WHAT YOU NEED TO DO:
Could you write out the records below exactly, without omitting a line?

DATA SUPPLIED:

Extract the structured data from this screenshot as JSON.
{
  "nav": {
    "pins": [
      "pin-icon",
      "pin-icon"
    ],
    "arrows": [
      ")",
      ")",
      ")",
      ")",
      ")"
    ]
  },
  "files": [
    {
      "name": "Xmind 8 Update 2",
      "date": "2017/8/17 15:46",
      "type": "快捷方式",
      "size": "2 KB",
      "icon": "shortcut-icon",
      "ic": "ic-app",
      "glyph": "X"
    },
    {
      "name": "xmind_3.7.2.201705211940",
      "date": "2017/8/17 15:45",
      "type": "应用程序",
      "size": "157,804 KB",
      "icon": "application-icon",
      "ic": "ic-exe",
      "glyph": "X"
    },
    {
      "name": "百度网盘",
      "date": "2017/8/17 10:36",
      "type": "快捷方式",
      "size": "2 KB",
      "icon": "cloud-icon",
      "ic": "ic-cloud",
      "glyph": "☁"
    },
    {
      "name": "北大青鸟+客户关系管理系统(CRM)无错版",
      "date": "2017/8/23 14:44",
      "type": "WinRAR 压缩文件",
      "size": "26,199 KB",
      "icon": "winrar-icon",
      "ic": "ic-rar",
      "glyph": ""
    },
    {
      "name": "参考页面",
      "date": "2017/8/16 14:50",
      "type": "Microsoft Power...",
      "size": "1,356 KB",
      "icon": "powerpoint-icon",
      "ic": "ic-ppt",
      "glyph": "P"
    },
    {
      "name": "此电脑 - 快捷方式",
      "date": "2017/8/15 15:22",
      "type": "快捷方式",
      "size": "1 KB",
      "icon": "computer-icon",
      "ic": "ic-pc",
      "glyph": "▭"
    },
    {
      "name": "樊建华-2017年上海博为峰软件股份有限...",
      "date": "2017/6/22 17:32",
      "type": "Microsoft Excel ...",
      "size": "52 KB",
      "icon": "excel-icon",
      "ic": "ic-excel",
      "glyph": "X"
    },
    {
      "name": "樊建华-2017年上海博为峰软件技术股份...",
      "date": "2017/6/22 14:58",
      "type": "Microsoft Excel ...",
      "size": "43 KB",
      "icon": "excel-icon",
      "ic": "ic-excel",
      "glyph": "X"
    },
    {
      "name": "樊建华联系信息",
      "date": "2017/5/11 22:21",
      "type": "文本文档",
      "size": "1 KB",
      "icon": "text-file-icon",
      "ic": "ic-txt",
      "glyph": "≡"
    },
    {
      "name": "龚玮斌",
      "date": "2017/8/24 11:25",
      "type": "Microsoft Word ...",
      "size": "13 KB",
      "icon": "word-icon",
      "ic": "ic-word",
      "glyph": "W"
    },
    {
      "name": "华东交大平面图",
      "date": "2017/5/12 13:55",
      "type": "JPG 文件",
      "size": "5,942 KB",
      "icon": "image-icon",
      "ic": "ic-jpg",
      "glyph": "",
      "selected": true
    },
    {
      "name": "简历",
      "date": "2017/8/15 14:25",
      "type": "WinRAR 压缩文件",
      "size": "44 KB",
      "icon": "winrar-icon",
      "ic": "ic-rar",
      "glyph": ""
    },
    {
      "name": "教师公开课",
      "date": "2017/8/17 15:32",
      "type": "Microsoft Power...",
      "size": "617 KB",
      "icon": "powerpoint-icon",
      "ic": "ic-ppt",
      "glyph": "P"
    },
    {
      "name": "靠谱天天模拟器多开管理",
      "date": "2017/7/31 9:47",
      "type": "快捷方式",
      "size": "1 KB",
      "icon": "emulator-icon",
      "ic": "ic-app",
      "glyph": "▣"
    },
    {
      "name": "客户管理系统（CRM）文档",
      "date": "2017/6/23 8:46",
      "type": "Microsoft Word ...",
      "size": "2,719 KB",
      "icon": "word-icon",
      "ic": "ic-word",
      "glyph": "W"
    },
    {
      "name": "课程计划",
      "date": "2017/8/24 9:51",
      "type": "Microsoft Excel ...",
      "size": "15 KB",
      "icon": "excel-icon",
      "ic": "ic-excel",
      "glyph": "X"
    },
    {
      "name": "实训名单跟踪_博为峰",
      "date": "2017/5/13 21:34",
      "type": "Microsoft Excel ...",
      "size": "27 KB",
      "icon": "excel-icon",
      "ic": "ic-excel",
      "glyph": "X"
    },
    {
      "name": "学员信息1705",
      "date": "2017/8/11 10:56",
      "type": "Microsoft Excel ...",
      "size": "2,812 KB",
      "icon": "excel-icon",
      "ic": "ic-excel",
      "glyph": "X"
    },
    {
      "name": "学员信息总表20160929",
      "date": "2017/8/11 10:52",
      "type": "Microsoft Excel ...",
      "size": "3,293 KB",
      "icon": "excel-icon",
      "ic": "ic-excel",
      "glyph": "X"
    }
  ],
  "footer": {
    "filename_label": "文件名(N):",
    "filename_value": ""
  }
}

EXERCISE RESULT:
Extract the structured data from this screenshot as JSON.
{
  "nav": {
    "pins": [
      "pin-icon",
      "pin-icon"
    ],
    "arrows": [
      ")",
      ")",
      ")",
      ")",
      ")"
    ]
  },
  "files": [
    {
      "name": "Xmind 8 Update 2",
      "date": "2017/8/17 15:46",
      "type": "快捷方式",
      "size": "2 KB",
      "icon": "shortcut-icon",
      "ic": "ic-app",
      "glyph": "X"
    },
    {
      "name": "xmind_3.7.2.201705211940",
      "date": "2017/8/17 15:45",
      "type": "应用程序",
      "size": "157,804 KB",
      "icon": "application-icon",
      "ic": "ic-exe",
      "glyph": "X"
    },
    {
      "name": "百度网盘",
      "date": "2017/8/17 10:36",
      "type": "快捷方式",
      "size": "2 KB",
      "icon": "cloud-icon",
      "ic": "ic-cloud",
      "glyph": "☁"
    },
    {
      "name": "北大青鸟+客户关系管理系统(CRM)无错版",
      "date": "2017/8/23 14:44",
      "type": "WinRAR 压缩文件",
      "size": "26,199 KB",
      "icon": "winrar-icon",
      "ic": "ic-rar",
      "glyph": ""
    },
    {
      "name": "参考页面",
      "date": "2017/8/16 14:50",
      "type": "Microsoft Power...",
      "size": "1,356 KB",
      "icon": "powerpoint-icon",
      "ic": "ic-ppt",
      "glyph": "P"
    },
    {
      "name": "此电脑 - 快捷方式",
      "date": "2017/8/15 15:22",
      "type": "快捷方式",
      "size": "1 KB",
      "icon": "computer-icon",
      "ic": "ic-pc",
      "glyph": "▭"
    },
    {
      "name": "樊建华-2017年上海博为峰软件股份有限...",
      "date": "2017/6/22 17:32",
      "type": "Microsoft Excel ...",
      "size": "52 KB",
      "icon": "excel-icon",
      "ic": "ic-excel",
      "glyph": "X"
    },
    {
      "name": "樊建华-2017年上海博为峰软件技术股份...",
      "date": "2017/6/22 14:58",
      "type": "Microsoft Excel ...",
      "size": "43 KB",
      "icon": "excel-icon",
      "ic": "ic-excel",
      "glyph": "X"
    },
    {
      "name": "樊建华联系信息",
      "date": "2017/5/11 22:21",
      "type": "文本文档",
      "size": "1 KB",
      "icon": "text-file-icon",
      "ic": "ic-txt",
      "glyph": "≡"
    },
    {
      "name": "龚玮斌",
      "date": "2017/8/24 11:25",
      "type": "Microsoft Word ...",
      "size": "13 KB",
      "icon": "word-icon",
      "ic": "ic-word",
      "glyph": "W"
    },
    {
      "name": "华东交大平面图",
      "date": "2017/5/12 13:55",
      "type": "JPG 文件",
      "size": "5,942 KB",
      "icon": "image-icon",
      "ic": "ic-jpg",
      "glyph": "",
      "selected": true
    },
    {
      "name": "简历",
      "date": "2017/8/15 14:25",
      "type": "WinRAR 压缩文件",
      "size": "44 KB",
      "icon": "winrar-icon",
      "ic": "ic-rar",
      "glyph": ""
    },
    {
      "name": "教师公开课",
      "date": "2017/8/17 15:32",
      "type": "Microsoft Power...",
      "size": "617 KB",
      "icon": "powerpoint-icon",
      "ic": "ic-ppt",
      "glyph": "P"
    },
    {
      "name": "靠谱天天模拟器多开管理",
      "date": "2017/7/31 9:47",
      "type": "快捷方式",
      "size": "1 KB",
      "icon": "emulator-icon",
      "ic": "ic-app",
      "glyph": "▣"
    },
    {
      "name": "客户管理系统（CRM）文档",
      "date": "2017/6/23 8:46",
      "type": "Microsoft Word ...",
      "size": "2,719 KB",
      "icon": "word-icon",
      "ic": "ic-word",
      "glyph": "W"
    },
    {
      "name": "课程计划",
      "date": "2017/8/24 9:51",
      "type": "Microsoft Excel ...",
      "size": "15 KB",
      "icon": "excel-icon",
      "ic": "ic-excel",
      "glyph": "X"
    },
    {
      "name": "实训名单跟踪_博为峰",
      "date": "2017/5/13 21:34",
      "type": "Microsoft Excel ...",
      "size": "27 KB",
      "icon": "excel-icon",
      "ic": "ic-excel",
      "glyph": "X"
    },
    {
      "name": "学员信息1705",
      "date": "2017/8/11 10:56",
      "type": "Microsoft Excel ...",
      "size": "2,812 KB",
      "icon": "excel-icon",
      "ic": "ic-excel",
      "glyph": "X"
    },
    {
      "name": "学员信息总表20160929",
      "date": "2017/8/11 10:52",
      "type": "Microsoft Excel ...",
      "size": "3,293 KB",
      "icon": "excel-icon",
      "ic": "ic-excel",
      "glyph": "X"
    }
  ],
  "footer": {
    "filename_label": "文件名(N):",
    "filename_value": ""
  }
}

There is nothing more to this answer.